→ What you need to do
I'd like every entry returned exactly as it is, with the images left out.

→ Extracted information
[Start of section]
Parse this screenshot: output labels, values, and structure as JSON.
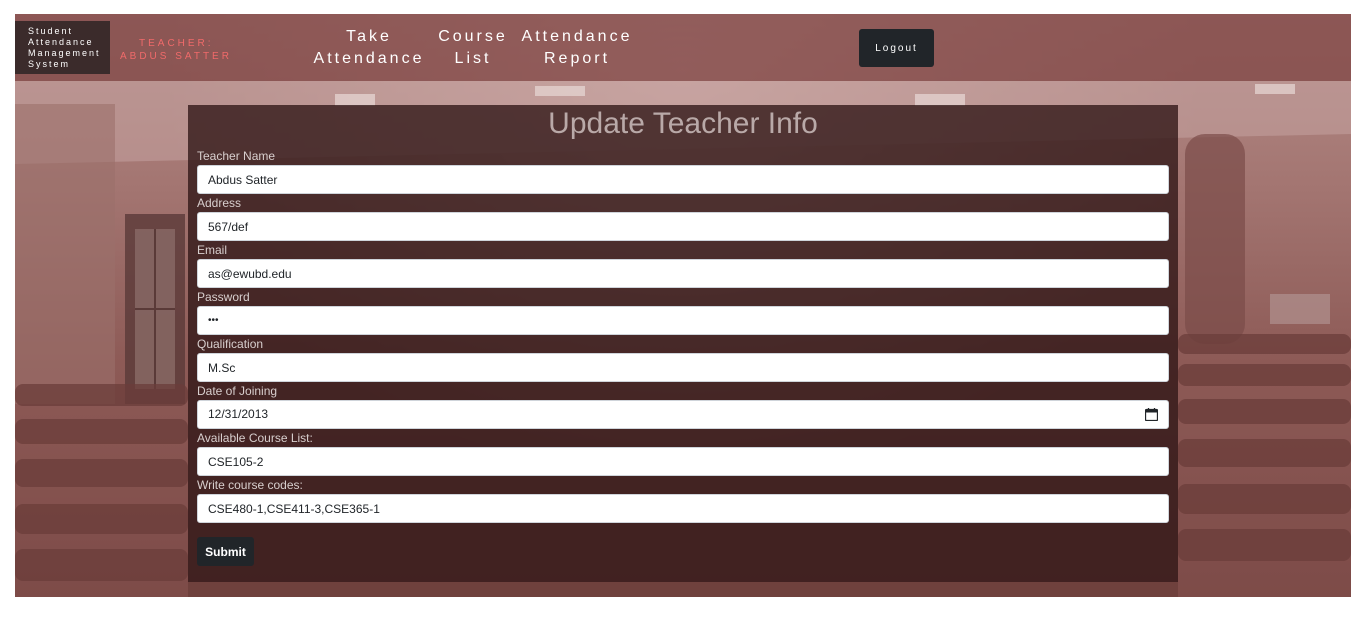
{
  "brand": {
    "lines": [
      "Student",
      "Attendance",
      "Management",
      "System"
    ]
  },
  "teacher_tag": {
    "line1": "TEACHER:",
    "line2": "ABDUS SATTER"
  },
  "nav": {
    "take_attendance": [
      "Take",
      "Attendance"
    ],
    "course_list": [
      "Course",
      "List"
    ],
    "attendance_report": [
      "Attendance",
      "Report"
    ],
    "logout_label": "Logout"
  },
  "form": {
    "title": "Update Teacher Info",
    "fields": [
      {
        "label": "Teacher Name",
        "value": "Abdus Satter"
      },
      {
        "label": "Address",
        "value": "567/def"
      },
      {
        "label": "Email",
        "value": "as@ewubd.edu"
      },
      {
        "label": "Password",
        "value": "•••"
      },
      {
        "label": "Qualification",
        "value": "M.Sc"
      },
      {
        "label": "Date of Joining",
        "value": "12/31/2013"
      },
      {
        "label": "Available Course List:",
        "value": "CSE105-2"
      },
      {
        "label": "Write course codes:",
        "value": "CSE480-1,CSE411-3,CSE365-1"
      }
    ],
    "submit_label": "Submit"
  },
  "icons": {
    "date_picker": "calendar-icon"
  },
  "colors": {
    "navbar": "#824846",
    "brand_bg": "#3b2b2b",
    "teacher_tag": "#f06a6a",
    "panel": "#301616",
    "button": "#212529"
  }
}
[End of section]
→ Response box
Parse this screenshot: output labels, values, and structure as JSON.
{
  "brand": {
    "lines": [
      "Student",
      "Attendance",
      "Management",
      "System"
    ]
  },
  "teacher_tag": {
    "line1": "TEACHER:",
    "line2": "ABDUS SATTER"
  },
  "nav": {
    "take_attendance": [
      "Take",
      "Attendance"
    ],
    "course_list": [
      "Course",
      "List"
    ],
    "attendance_report": [
      "Attendance",
      "Report"
    ],
    "logout_label": "Logout"
  },
  "form": {
    "title": "Update Teacher Info",
    "fields": [
      {
        "label": "Teacher Name",
        "value": "Abdus Satter"
      },
      {
        "label": "Address",
        "value": "567/def"
      },
      {
        "label": "Email",
        "value": "as@ewubd.edu"
      },
      {
        "label": "Password",
        "value": "•••"
      },
      {
        "label": "Qualification",
        "value": "M.Sc"
      },
      {
        "label": "Date of Joining",
        "value": "12/31/2013"
      },
      {
        "label": "Available Course List:",
        "value": "CSE105-2"
      },
      {
        "label": "Write course codes:",
        "value": "CSE480-1,CSE411-3,CSE365-1"
      }
    ],
    "submit_label": "Submit"
  },
  "icons": {
    "date_picker": "calendar-icon"
  },
  "colors": {
    "navbar": "#824846",
    "brand_bg": "#3b2b2b",
    "teacher_tag": "#f06a6a",
    "panel": "#301616",
    "button": "#212529"
  }
}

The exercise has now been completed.